For each line of the data below, test for "image". Report only the number of lines that pass.
○ ○ ○ ○
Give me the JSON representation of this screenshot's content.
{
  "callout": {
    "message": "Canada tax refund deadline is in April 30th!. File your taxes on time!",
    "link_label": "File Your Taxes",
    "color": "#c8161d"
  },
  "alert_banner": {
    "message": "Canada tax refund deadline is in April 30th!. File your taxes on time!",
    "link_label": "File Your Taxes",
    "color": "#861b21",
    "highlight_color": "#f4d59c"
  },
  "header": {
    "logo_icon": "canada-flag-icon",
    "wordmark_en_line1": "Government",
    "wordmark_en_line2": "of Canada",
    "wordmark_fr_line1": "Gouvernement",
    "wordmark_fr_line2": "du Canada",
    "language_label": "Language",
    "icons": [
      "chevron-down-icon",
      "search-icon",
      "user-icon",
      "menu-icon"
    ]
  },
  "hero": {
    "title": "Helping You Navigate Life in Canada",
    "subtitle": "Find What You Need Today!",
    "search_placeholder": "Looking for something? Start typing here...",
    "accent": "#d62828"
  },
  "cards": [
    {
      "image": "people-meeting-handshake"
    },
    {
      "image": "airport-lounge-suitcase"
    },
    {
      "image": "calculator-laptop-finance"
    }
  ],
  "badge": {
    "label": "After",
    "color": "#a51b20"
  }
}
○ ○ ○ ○
▶ **OUTPUT OF THE TASK**:
3